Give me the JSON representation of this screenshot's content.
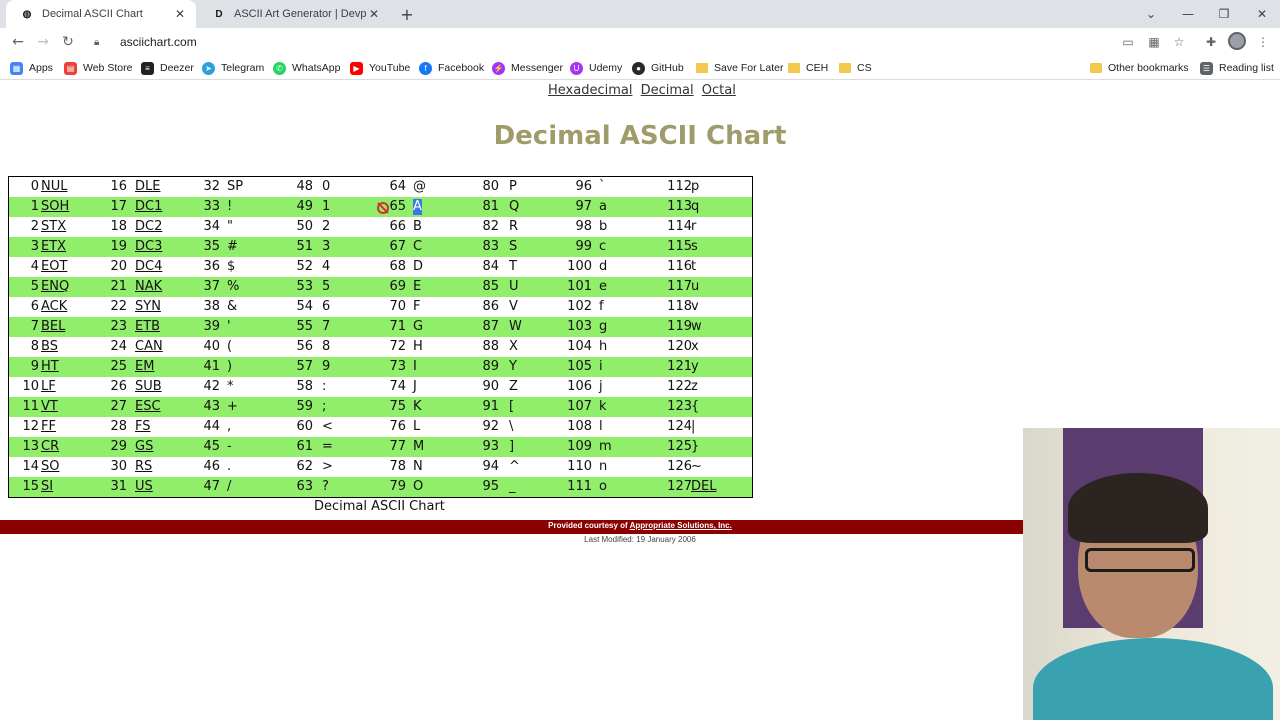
{
  "browser": {
    "tabs": [
      {
        "title": "Decimal ASCII Chart",
        "favicon": "globe-icon"
      },
      {
        "title": "ASCII Art Generator | Devpost",
        "favicon": "D"
      }
    ],
    "address": "asciichart.com",
    "bookmarks": [
      {
        "label": "Apps"
      },
      {
        "label": "Web Store"
      },
      {
        "label": "Deezer"
      },
      {
        "label": "Telegram"
      },
      {
        "label": "WhatsApp"
      },
      {
        "label": "YouTube"
      },
      {
        "label": "Facebook"
      },
      {
        "label": "Messenger"
      },
      {
        "label": "Udemy"
      },
      {
        "label": "GitHub"
      },
      {
        "label": "Save For Later"
      },
      {
        "label": "CEH"
      },
      {
        "label": "CS"
      }
    ],
    "other_bookmarks": "Other bookmarks",
    "reading_list": "Reading list"
  },
  "page": {
    "nav": [
      "Hexadecimal",
      "Decimal",
      "Octal"
    ],
    "title": "Decimal ASCII Chart",
    "caption": "Decimal ASCII Chart",
    "footer_prefix": "Provided courtesy of ",
    "footer_link": "Appropriate Solutions, Inc.",
    "last_modified": "Last Modified: 19 January 2006"
  },
  "ascii_rows": [
    [
      [
        "0",
        "NUL"
      ],
      [
        "16",
        "DLE"
      ],
      [
        "32",
        "SP"
      ],
      [
        "48",
        "0"
      ],
      [
        "64",
        "@"
      ],
      [
        "80",
        "P"
      ],
      [
        "96",
        "`"
      ],
      [
        "112",
        "p"
      ]
    ],
    [
      [
        "1",
        "SOH"
      ],
      [
        "17",
        "DC1"
      ],
      [
        "33",
        "!"
      ],
      [
        "49",
        "1"
      ],
      [
        "65",
        "A"
      ],
      [
        "81",
        "Q"
      ],
      [
        "97",
        "a"
      ],
      [
        "113",
        "q"
      ]
    ],
    [
      [
        "2",
        "STX"
      ],
      [
        "18",
        "DC2"
      ],
      [
        "34",
        "\""
      ],
      [
        "50",
        "2"
      ],
      [
        "66",
        "B"
      ],
      [
        "82",
        "R"
      ],
      [
        "98",
        "b"
      ],
      [
        "114",
        "r"
      ]
    ],
    [
      [
        "3",
        "ETX"
      ],
      [
        "19",
        "DC3"
      ],
      [
        "35",
        "#"
      ],
      [
        "51",
        "3"
      ],
      [
        "67",
        "C"
      ],
      [
        "83",
        "S"
      ],
      [
        "99",
        "c"
      ],
      [
        "115",
        "s"
      ]
    ],
    [
      [
        "4",
        "EOT"
      ],
      [
        "20",
        "DC4"
      ],
      [
        "36",
        "$"
      ],
      [
        "52",
        "4"
      ],
      [
        "68",
        "D"
      ],
      [
        "84",
        "T"
      ],
      [
        "100",
        "d"
      ],
      [
        "116",
        "t"
      ]
    ],
    [
      [
        "5",
        "ENQ"
      ],
      [
        "21",
        "NAK"
      ],
      [
        "37",
        "%"
      ],
      [
        "53",
        "5"
      ],
      [
        "69",
        "E"
      ],
      [
        "85",
        "U"
      ],
      [
        "101",
        "e"
      ],
      [
        "117",
        "u"
      ]
    ],
    [
      [
        "6",
        "ACK"
      ],
      [
        "22",
        "SYN"
      ],
      [
        "38",
        "&"
      ],
      [
        "54",
        "6"
      ],
      [
        "70",
        "F"
      ],
      [
        "86",
        "V"
      ],
      [
        "102",
        "f"
      ],
      [
        "118",
        "v"
      ]
    ],
    [
      [
        "7",
        "BEL"
      ],
      [
        "23",
        "ETB"
      ],
      [
        "39",
        "'"
      ],
      [
        "55",
        "7"
      ],
      [
        "71",
        "G"
      ],
      [
        "87",
        "W"
      ],
      [
        "103",
        "g"
      ],
      [
        "119",
        "w"
      ]
    ],
    [
      [
        "8",
        "BS"
      ],
      [
        "24",
        "CAN"
      ],
      [
        "40",
        "("
      ],
      [
        "56",
        "8"
      ],
      [
        "72",
        "H"
      ],
      [
        "88",
        "X"
      ],
      [
        "104",
        "h"
      ],
      [
        "120",
        "x"
      ]
    ],
    [
      [
        "9",
        "HT"
      ],
      [
        "25",
        "EM"
      ],
      [
        "41",
        ")"
      ],
      [
        "57",
        "9"
      ],
      [
        "73",
        "I"
      ],
      [
        "89",
        "Y"
      ],
      [
        "105",
        "i"
      ],
      [
        "121",
        "y"
      ]
    ],
    [
      [
        "10",
        "LF"
      ],
      [
        "26",
        "SUB"
      ],
      [
        "42",
        "*"
      ],
      [
        "58",
        ":"
      ],
      [
        "74",
        "J"
      ],
      [
        "90",
        "Z"
      ],
      [
        "106",
        "j"
      ],
      [
        "122",
        "z"
      ]
    ],
    [
      [
        "11",
        "VT"
      ],
      [
        "27",
        "ESC"
      ],
      [
        "43",
        "+"
      ],
      [
        "59",
        ";"
      ],
      [
        "75",
        "K"
      ],
      [
        "91",
        "["
      ],
      [
        "107",
        "k"
      ],
      [
        "123",
        "{"
      ]
    ],
    [
      [
        "12",
        "FF"
      ],
      [
        "28",
        "FS"
      ],
      [
        "44",
        ","
      ],
      [
        "60",
        "<"
      ],
      [
        "76",
        "L"
      ],
      [
        "92",
        "\\"
      ],
      [
        "108",
        "l"
      ],
      [
        "124",
        "|"
      ]
    ],
    [
      [
        "13",
        "CR"
      ],
      [
        "29",
        "GS"
      ],
      [
        "45",
        "-"
      ],
      [
        "61",
        "="
      ],
      [
        "77",
        "M"
      ],
      [
        "93",
        "]"
      ],
      [
        "109",
        "m"
      ],
      [
        "125",
        "}"
      ]
    ],
    [
      [
        "14",
        "SO"
      ],
      [
        "30",
        "RS"
      ],
      [
        "46",
        "."
      ],
      [
        "62",
        ">"
      ],
      [
        "78",
        "N"
      ],
      [
        "94",
        "^"
      ],
      [
        "110",
        "n"
      ],
      [
        "126",
        "~"
      ]
    ],
    [
      [
        "15",
        "SI"
      ],
      [
        "31",
        "US"
      ],
      [
        "47",
        "/"
      ],
      [
        "63",
        "?"
      ],
      [
        "79",
        "O"
      ],
      [
        "95",
        "_"
      ],
      [
        "111",
        "o"
      ],
      [
        "127",
        "DEL"
      ]
    ]
  ],
  "colors": {
    "row_highlight": "#90ee6a",
    "title": "#a09b6b",
    "footer_bar": "#8b0000"
  }
}
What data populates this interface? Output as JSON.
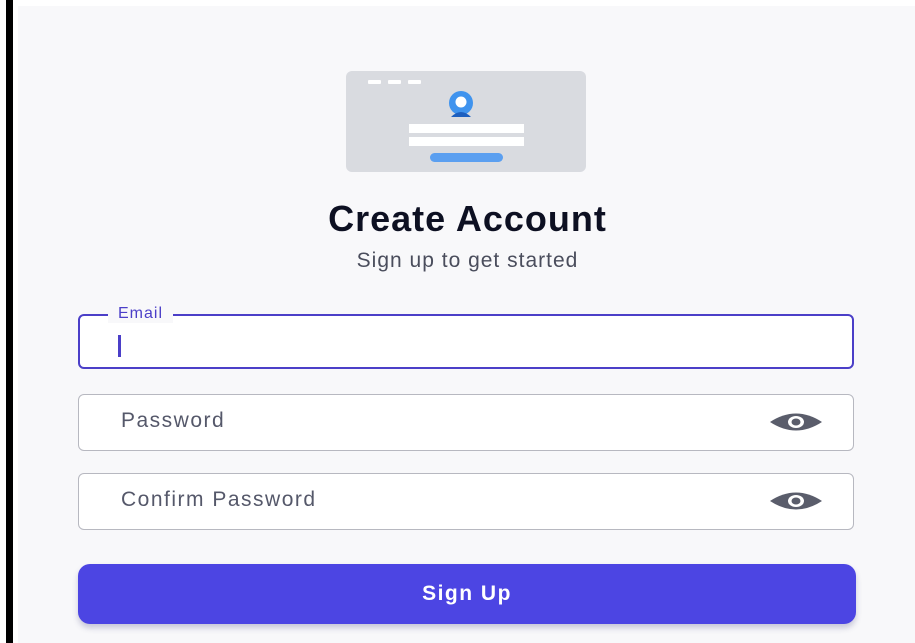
{
  "header": {
    "title": "Create Account",
    "subtitle": "Sign up to get started"
  },
  "hero": {
    "icon": "account-illustration"
  },
  "form": {
    "email": {
      "label": "Email",
      "value": ""
    },
    "password": {
      "placeholder": "Password",
      "toggle_icon": "eye-icon"
    },
    "confirm_password": {
      "placeholder": "Confirm Password",
      "toggle_icon": "eye-icon"
    },
    "submit_label": "Sign Up"
  },
  "colors": {
    "accent": "#4c45e3",
    "focus_border": "#4b3fc8",
    "hero_bg": "#d9dbe0",
    "hero_avatar": "#3f93ee"
  }
}
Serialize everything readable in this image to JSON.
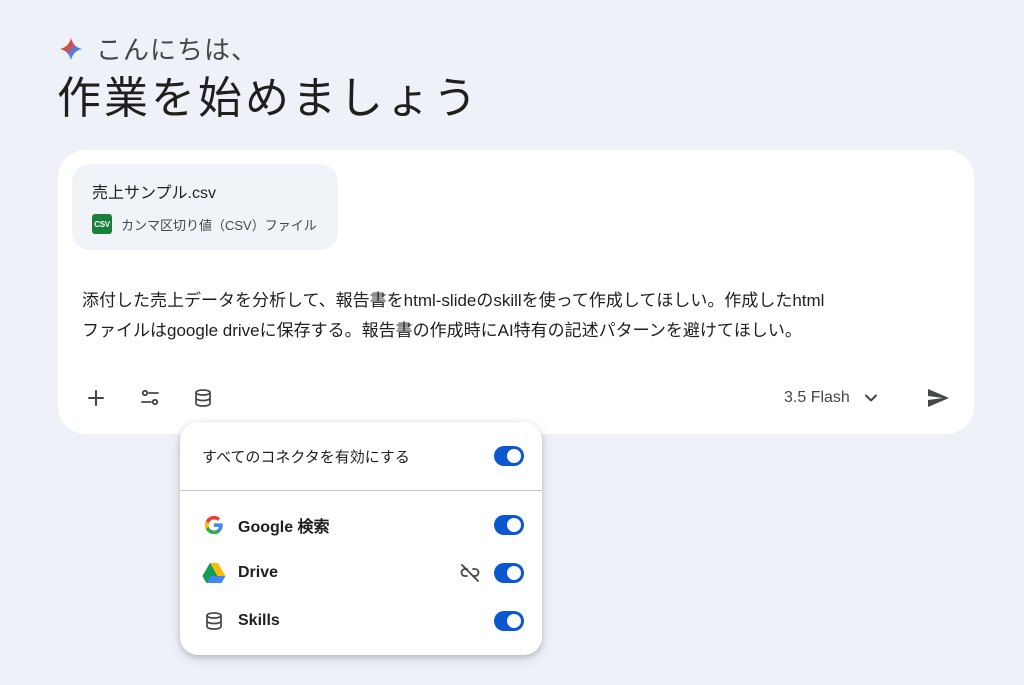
{
  "greeting": {
    "hello": "こんにちは、",
    "headline": "作業を始めましょう"
  },
  "attachment": {
    "file_name": "売上サンプル.csv",
    "badge": "CSV",
    "file_type": "カンマ区切り値（CSV）ファイル"
  },
  "prompt": {
    "line1": "添付した売上データを分析して、報告書をhtml-slideのskillを使って作成してほしい。作成したhtml",
    "line2": "ファイルはgoogle driveに保存する。報告書の作成時にAI特有の記述パターンを避けてほしい。"
  },
  "toolbar": {
    "add_icon": "plus-icon",
    "tools_icon": "tune-icon",
    "connectors_icon": "database-icon",
    "model_label": "3.5 Flash",
    "model_dropdown_icon": "chevron-down-icon",
    "send_icon": "send-icon"
  },
  "connectors": {
    "enable_all_label": "すべてのコネクタを有効にする",
    "enable_all_on": true,
    "items": [
      {
        "label": "Google 検索",
        "icon": "google-g-icon",
        "enabled": true
      },
      {
        "label": "Drive",
        "icon": "google-drive-icon",
        "enabled": true,
        "extra_icon": "link-off-icon"
      },
      {
        "label": "Skills",
        "icon": "database-icon",
        "enabled": true
      }
    ]
  },
  "colors": {
    "background": "#eef2f8",
    "card": "#ffffff",
    "chip": "#f0f4f9",
    "toggle_on": "#0b57d0",
    "csv_badge": "#188038"
  }
}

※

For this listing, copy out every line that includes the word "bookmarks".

    "bookmarks": [
    "other_bookmarks": "Other bookmarks",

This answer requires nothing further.